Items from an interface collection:
=== Section Start ===

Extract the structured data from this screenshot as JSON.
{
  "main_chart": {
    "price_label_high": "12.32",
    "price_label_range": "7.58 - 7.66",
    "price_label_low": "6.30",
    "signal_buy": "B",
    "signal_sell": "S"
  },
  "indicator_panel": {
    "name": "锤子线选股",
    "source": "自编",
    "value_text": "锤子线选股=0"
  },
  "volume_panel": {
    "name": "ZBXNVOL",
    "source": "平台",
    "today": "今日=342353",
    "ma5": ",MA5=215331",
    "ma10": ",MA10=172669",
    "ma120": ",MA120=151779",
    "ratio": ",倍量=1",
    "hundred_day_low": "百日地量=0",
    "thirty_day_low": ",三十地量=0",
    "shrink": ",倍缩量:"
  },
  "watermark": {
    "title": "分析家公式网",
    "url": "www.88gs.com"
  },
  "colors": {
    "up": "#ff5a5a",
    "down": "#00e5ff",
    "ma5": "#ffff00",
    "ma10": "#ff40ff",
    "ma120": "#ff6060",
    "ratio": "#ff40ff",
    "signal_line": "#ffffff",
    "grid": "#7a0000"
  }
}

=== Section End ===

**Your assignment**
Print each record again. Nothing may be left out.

**Solution to the exercise**
Extract the structured data from this screenshot as JSON.
{
  "main_chart": {
    "price_label_high": "12.32",
    "price_label_range": "7.58 - 7.66",
    "price_label_low": "6.30",
    "signal_buy": "B",
    "signal_sell": "S"
  },
  "indicator_panel": {
    "name": "锤子线选股",
    "source": "自编",
    "value_text": "锤子线选股=0"
  },
  "volume_panel": {
    "name": "ZBXNVOL",
    "source": "平台",
    "today": "今日=342353",
    "ma5": ",MA5=215331",
    "ma10": ",MA10=172669",
    "ma120": ",MA120=151779",
    "ratio": ",倍量=1",
    "hundred_day_low": "百日地量=0",
    "thirty_day_low": ",三十地量=0",
    "shrink": ",倍缩量:"
  },
  "watermark": {
    "title": "分析家公式网",
    "url": "www.88gs.com"
  },
  "colors": {
    "up": "#ff5a5a",
    "down": "#00e5ff",
    "ma5": "#ffff00",
    "ma10": "#ff40ff",
    "ma120": "#ff6060",
    "ratio": "#ff40ff",
    "signal_line": "#ffffff",
    "grid": "#7a0000"
  }
}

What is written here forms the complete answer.